Wednesday, August 16, 2006

PR for the Unpublished Writer

We started this blog thinking we could do an official Question of the Month, answering readers' questions. But we get so many great questions that one a month doesn’t seem like enough. Instead we’re going to dissolve that idea entirely and simply try to answer reader questions whenever we get a chance. To have your question considered, please feel free to ask it in the comments section below and we’ll get to it as soon as possible.

In an earlier post you mentioned PR for published authors. How important do you think PR is for the unpubbed writer? Specifically, do you think there’s value in having a Web site or a blog before you’re published? Have you ever taken on a client because of something you read on their Web site or blog? Have any of the editors you submit to ever mentioned that a Web site or blog has influenced their buy decision?

In all honesty, I don’t think PR is necessary at all for the unpubbed fiction writer. A Web site or blog is great if you build an audience who will later buy your published works, but if you’re unpublished there’s not much there for us to really care or worry about. If an author has a Web site I’ll sometimes go just to check it out, and if she’s clearly active with her writing—contests, e-books, reviews—that might help sway me. But all of that information should be in the letter anyway.

The only thing that’s going to convince an editor or agent to make an offer is the writing itself (and the story, of course).

Now for non-narrative nonfiction it’s a different ball game. Selling your book is going to be based at least 60 percent on who you are. Therefore, having a successful and active Web site can make a huge difference.


—Jessica

4 comments:

jolinn said...

I'd been wondering about that too.
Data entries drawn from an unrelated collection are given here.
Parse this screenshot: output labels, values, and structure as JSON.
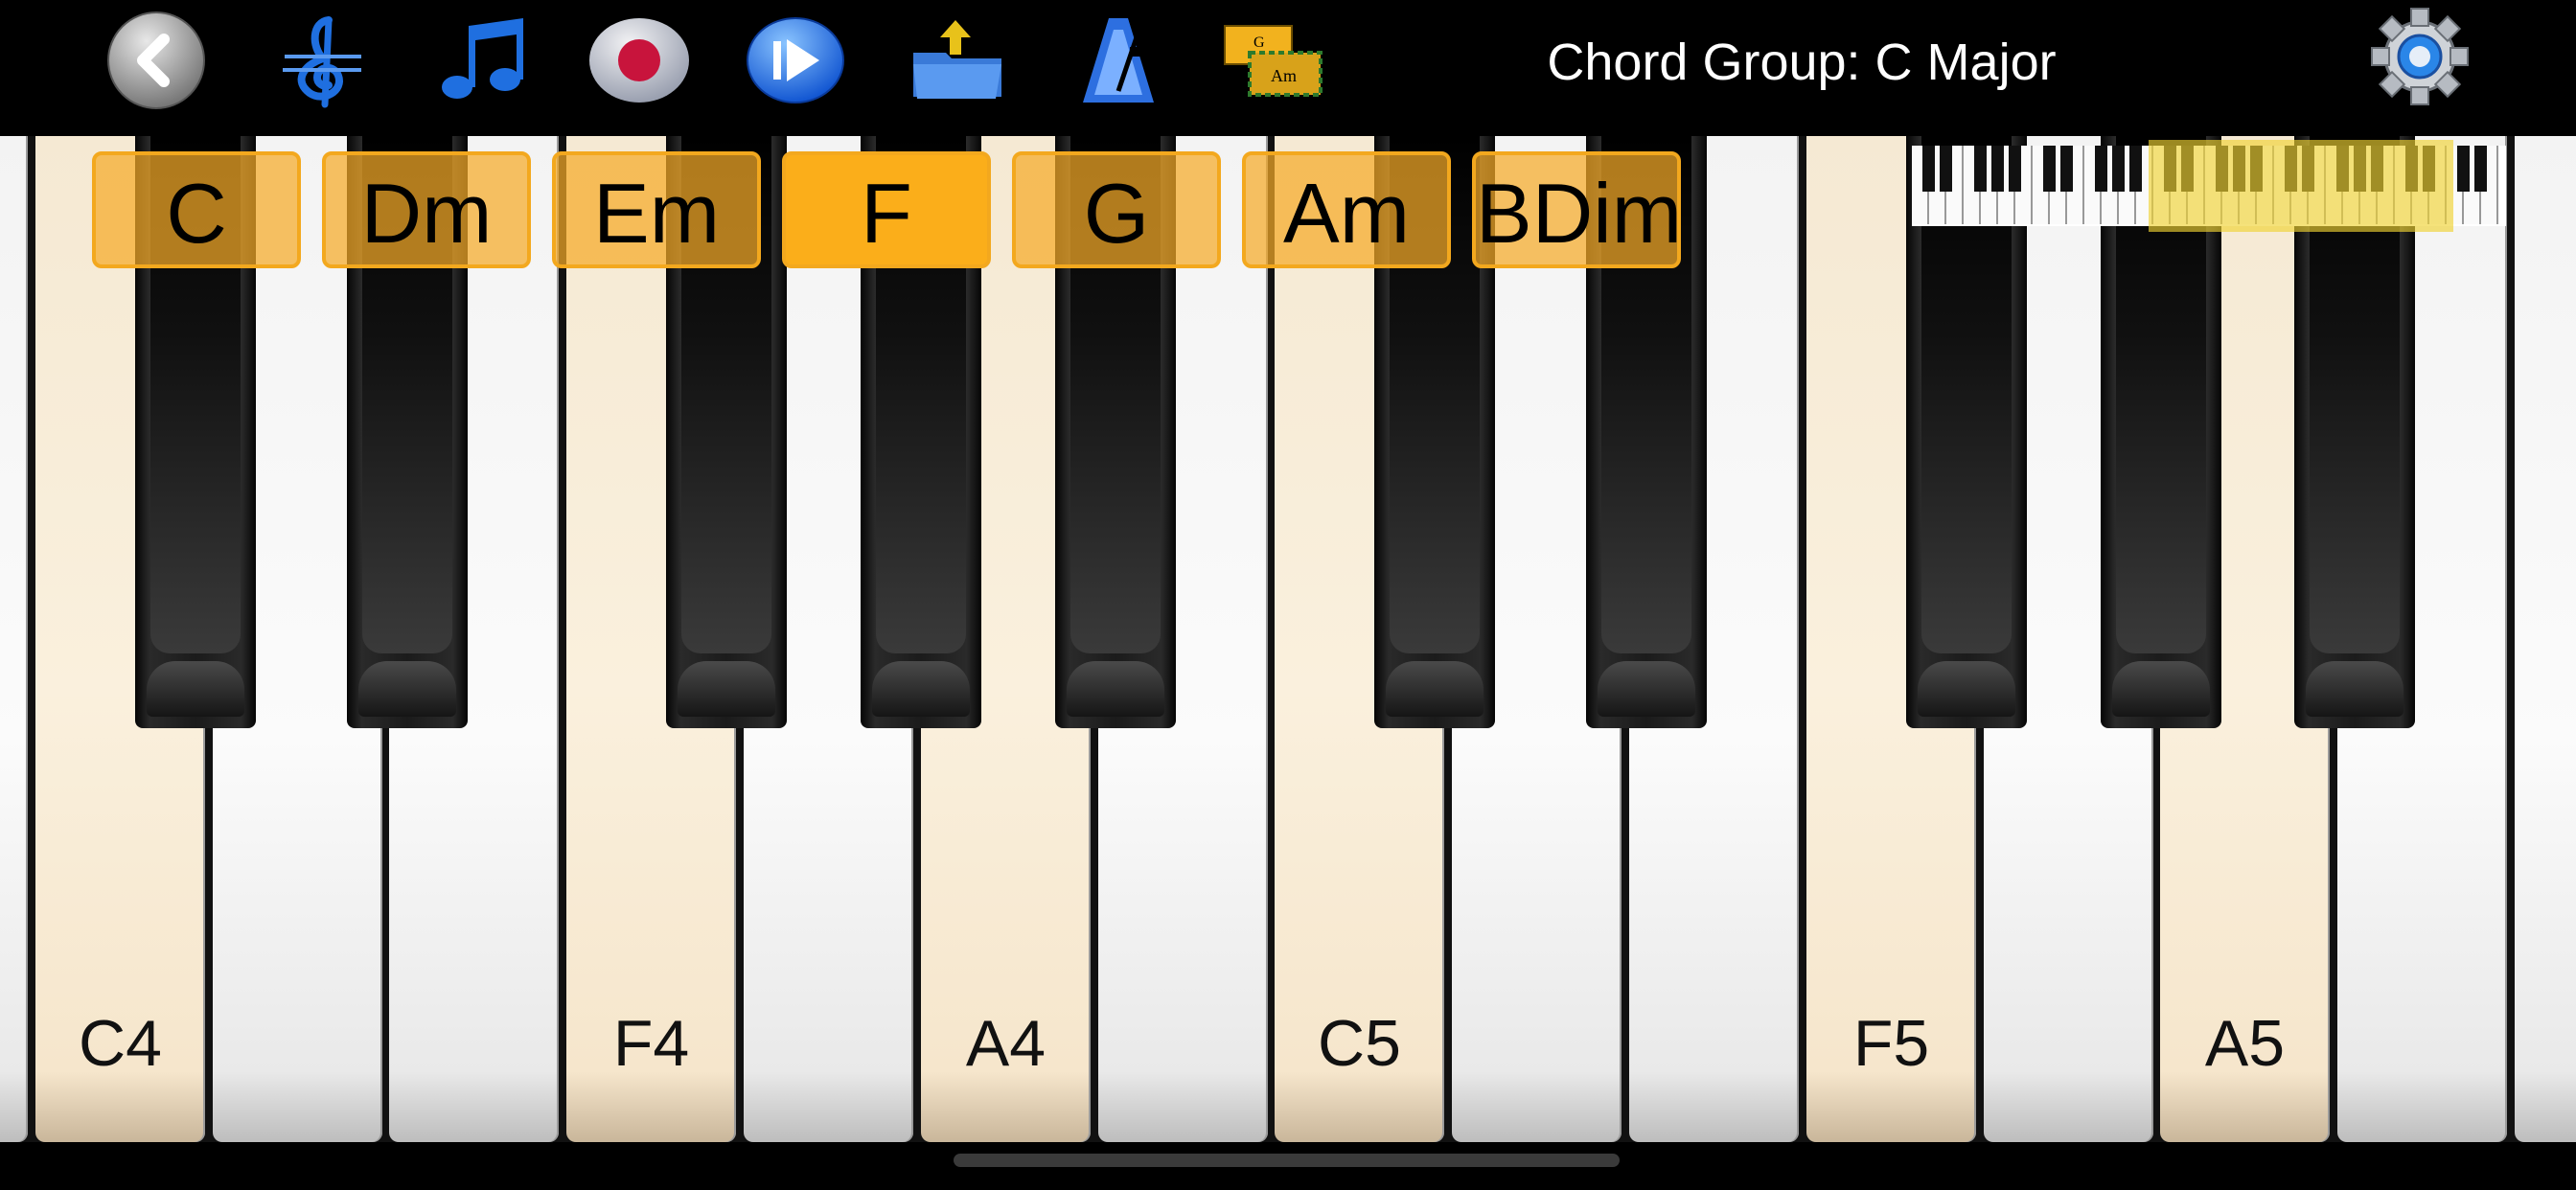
{
  "toolbar": {
    "title": "Chord Group: C Major",
    "buttons": [
      {
        "name": "back-button",
        "icon": "back-arrow-icon"
      },
      {
        "name": "clef-button",
        "icon": "treble-clef-icon"
      },
      {
        "name": "notes-button",
        "icon": "music-notes-icon"
      },
      {
        "name": "record-button",
        "icon": "record-icon"
      },
      {
        "name": "play-button",
        "icon": "play-icon"
      },
      {
        "name": "open-folder-button",
        "icon": "folder-icon"
      },
      {
        "name": "metronome-button",
        "icon": "metronome-icon"
      },
      {
        "name": "chord-cards-button",
        "icon": "chord-cards-icon",
        "label_top": "G",
        "label_bottom": "Am"
      },
      {
        "name": "settings-button",
        "icon": "gear-icon"
      }
    ]
  },
  "chords": [
    "C",
    "Dm",
    "Em",
    "F",
    "G",
    "Am",
    "BDim"
  ],
  "active_chord": "F",
  "keyboard": {
    "white_key_labels": [
      "C4",
      "",
      "",
      "F4",
      "",
      "A4",
      "",
      "C5",
      "",
      "",
      "F5",
      "",
      "A5",
      ""
    ],
    "highlighted_white_keys": [
      "C4",
      "F4",
      "A4",
      "C5",
      "F5",
      "A5"
    ]
  },
  "colors": {
    "accent": "#fbae1a",
    "chord_border": "#f3a81e",
    "highlight_key": "#f6ead5",
    "toolbar_icon_blue": "#1f6fe0"
  }
}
I mean the whole "branding" argument is going hot and heavy, and then you have people who say you have to have a blog, or you have to have this or that. I mean, if you don't have anything to brag on, what's the point?

Kirsten said...

I don't have any illusions that my blog will ever translate into book sales for my hoped-for future novel (although I've sold a few copies of my nonfiction book from an Amazon link I've got in my sidebar) but I will say that blogging makes me feel like a professional writer. I feel like I'm part of the conversation about books and writing. I've met other writers in every stage of their careers, from people who haven't even begun to query yet, to people who, like me, are in the midst of querying, to people who are enjoying the flush of their debut novel, to established, successful novelists. I love it, and I couldn't put a value to what it does for my morale and my identity as a writer. It's well, well worth the time it takes.

Kathleen I. Paterka said...

Thank you for confirming something that I've thought for a long time. What's the point in spending the time and $$$ to build a web site if you're an unpublished author? Who's going to be reading it, besides your family and friends? I've always thought it made more sense to wait until you've finally got that fiction book on the shelves and a marketing list that can be updated from hits on your web site.

And so I choose to wait. Some day, my own web site. But not at the moment.

Thanks again for helping me feel I've made the right decision.

-Kathleen Paterka

jolinn said...

I have a blog...*sigh* I think I use it as my "entry" to the greater world of blogging so I can have a user-name. My CP insisted on it. He said everyone had a blog, and what was up with me? I journal in it once a month, sometimes twice. I belong to a couple of forums and RWA's loops, but I've noticed that they take away from my writing time. The more I vent on my blog, the less I use in my WIP. Every minute is a precious gift. There are only so many in a day.
But I did notice that the people who say you must do this or must do that, tend to be the same people who tell you that they'll be published...one day. I want it now, I want it soon. And I've got to get off this blog and go write. :)